Aged Alternatives

Finally, several aged alternatives were used to describe old things. Examples like “mature” describe someone old but still active; “seasoned” describes someone old but has experiences; and “elderly” describes someone old who may require special care or attention.

Overall, many different synonyms for “old” can be used, depending on the context and tone of the writing. By using these synonyms, writers can add variety and depth to their writing while still conveying the same basic meaning.

Contextual Usage

Alternative words for “new” and “old” are used in various contexts to provide a more specific meaning. Here are examples of how these words are used in different fields:

Technology and gadgets

In the tech and gadgets world, the word “new” is often used for the latest products or updates. Other words like “cutting-edge,” “innovative,” or “state-of-the-art” convey a sense of advancement. Conversely, replace “old” with “legacy,” “vintage,” or “retro” to describe older models still holding value or nostalgia.

Fashion and trends

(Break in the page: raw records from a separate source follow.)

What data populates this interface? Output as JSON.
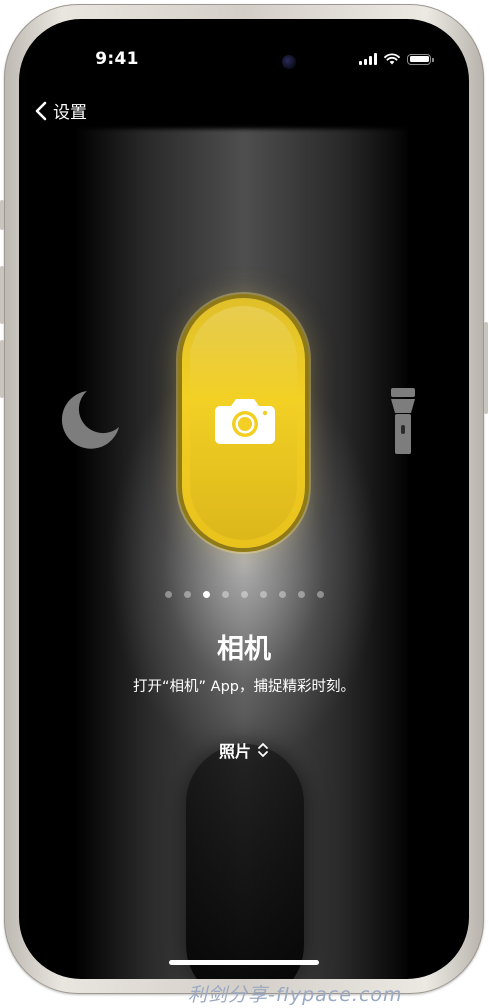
{
  "status_bar": {
    "time": "9:41"
  },
  "nav": {
    "back_label": "设置"
  },
  "action": {
    "current_icon": "camera-icon",
    "left_icon": "moon-icon",
    "right_icon": "flashlight-icon",
    "accent_color": "#F2CF22",
    "page_count": 9,
    "active_page": 3,
    "title": "相机",
    "description": "打开“相机” App，捕捉精彩时刻。"
  },
  "picker": {
    "value": "照片",
    "icon": "chevron-up-down-icon"
  },
  "watermark": "利剑分享-flypace.com"
}
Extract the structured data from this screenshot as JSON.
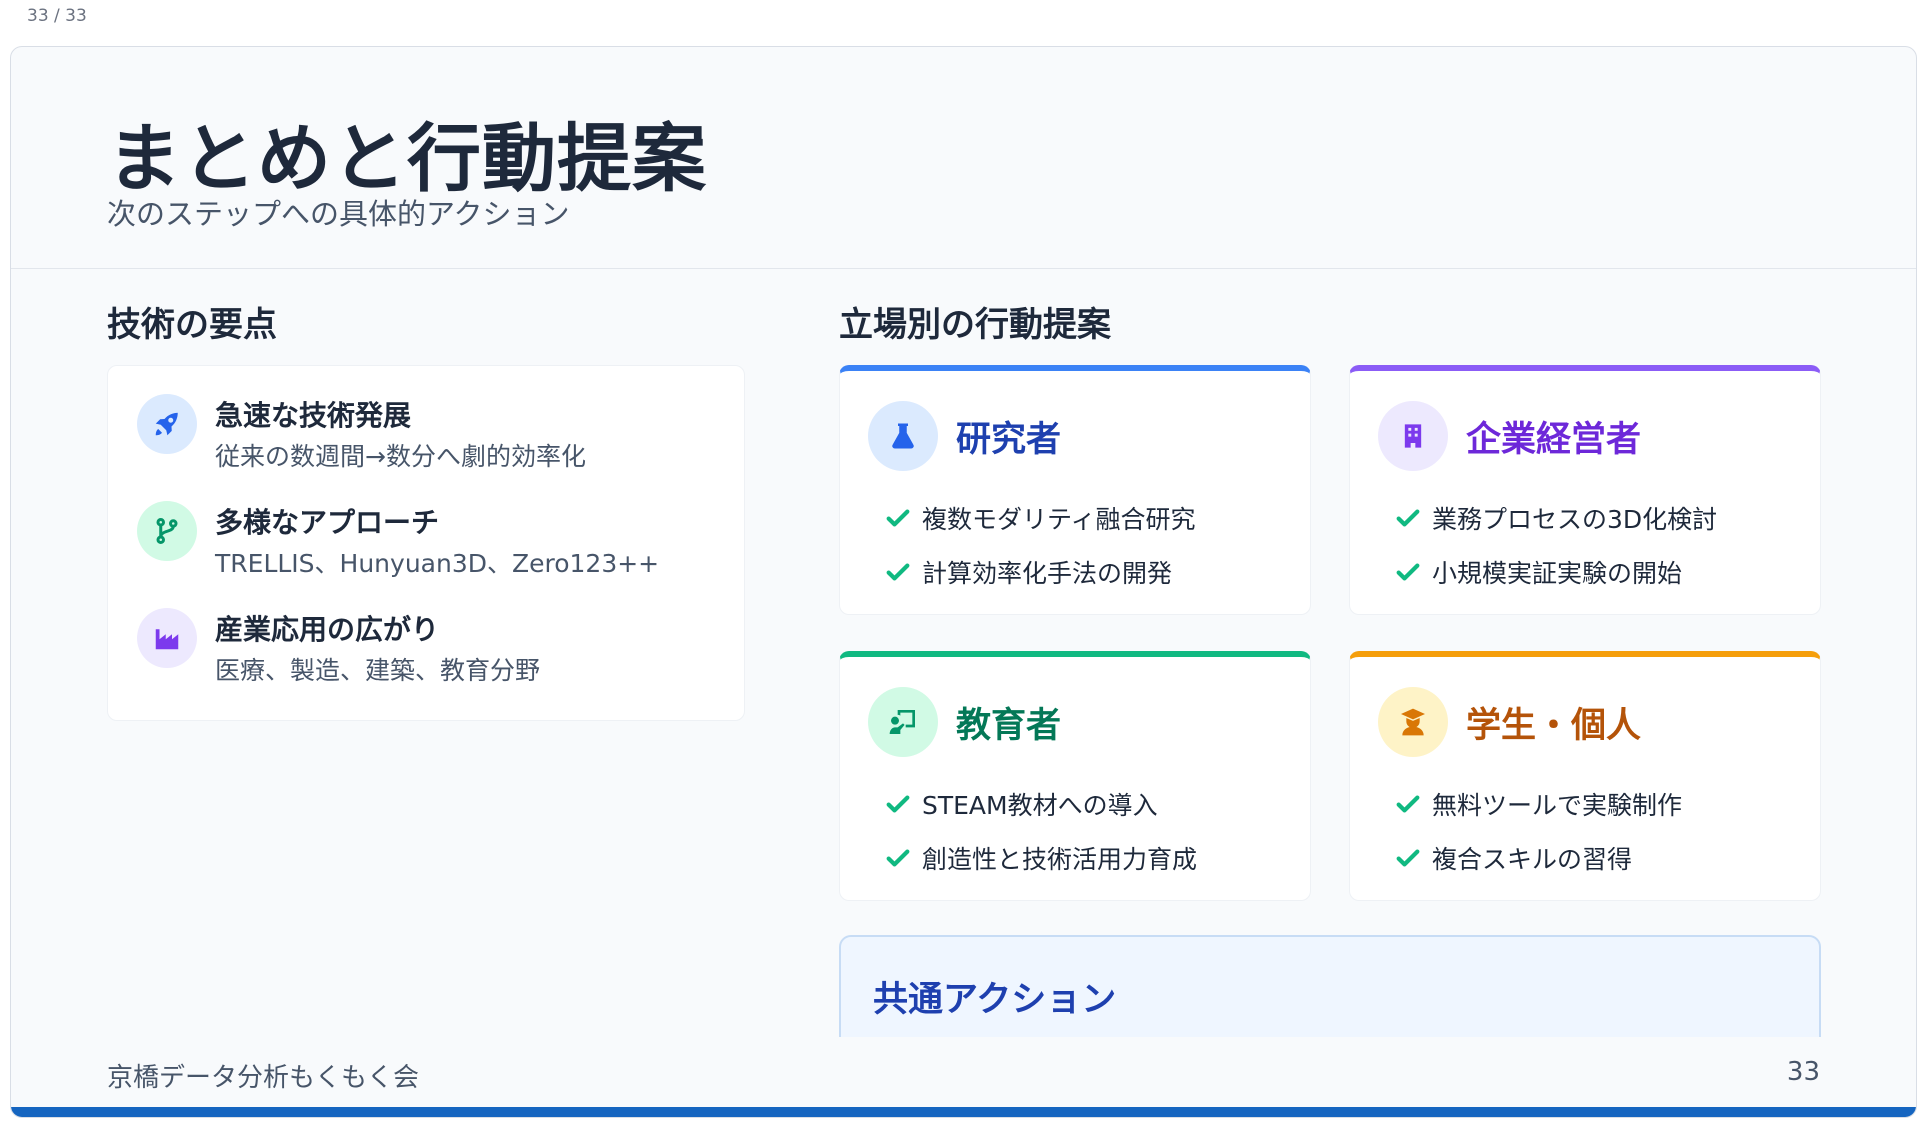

In terms of fashion and trends, using alternate words for “new” and “old” helps differentiate current and outdated styles. For instance, the word “trendy” is used for currently popular items, while “classic” or “timeless” describes remained fashionable items over time. Similarly, “vintage” is used for clothing from the past,, while “outdated” or “obsolete” is used for no longer fashionable styles.

Literature and writing

In writing and literature, using alternative words for “new” and “old” helps convey different meanings and tones. The word “fresh” is used to describe new perspectives or ideas, while “original” is used to describe unique things. The word “timeless” describes classic or enduring literature, whereas “dated” describes old-fashioned items.

Overall, using alternative words for “new” and “old” provides more nuanced meanings in various contexts. By choosing the correct words, the writer and speaker can convey intended messages more effectively and accurately.

Nuances in Language

Connotations of Novelty

Language is a is a powerful tool for conveying subtle nuances. When describing new things, several alternative words are used to convey different meanings. Like, “novel” implies originality, and “fresh” implies excitement. “Innovative” means inventive, while “cutting-edge” suggests at the forefront of development.

Implications of Antiquity

On other spectrum end, alternative ways describe old. The word “ancient” suggests things very old with historical significance, while “vintage” implies old but valued for age. “Antique” suggests something old with value because of rarity and historical meaning, while “classic” implies something old but still relevant.

When choosing alternative words for new and old, consider the connotations and implications of each one. Using the right words, writers can convey specific meanings, creating nuanced, impactful messages.

Industry-Specific Jargon

Medical Terminology

The medical field is notorious for complex terms that non-experts struggle to understand. Some alternates for “new” and “old” in industry include “recent” and “chronic,” respectively. For example, a recent illness might be “acute,”  whereas a long-standing health issue might be “chronic.”.

Other medical terms used for “new” and “old” are “onset” and “duration.” Onset mean beginning of condition, duration mean how long present.

Legal Phrasing

Legal jargon is confusing to those not in the legal profession. Alternative words for “new” and “old” like “novel“ and “established”. For instance, a novel legal argument was never used before, while established precedents mean decisions made in the past.

Other legal terms for replacing “new” and “old” include “recent” and “longstanding.” Recent legal developments mean law changes that happened recently, while longstanding legal issues have lasted substantial time.

Educational Vocabulary

The education industry’s own set of jargon is difficult to understand. Alternative words for “new” and “old” in industry, like “emerging” and “traditional,”. Example: emerging teaching methods for new education approaches are gaining popularity, while traditional methods have been used for years.

Other educational terms for “new” and “old” include “innovative” and “time-honored.” Innovative programs are regarded as cutting-edge while being time-honored and successful for many years.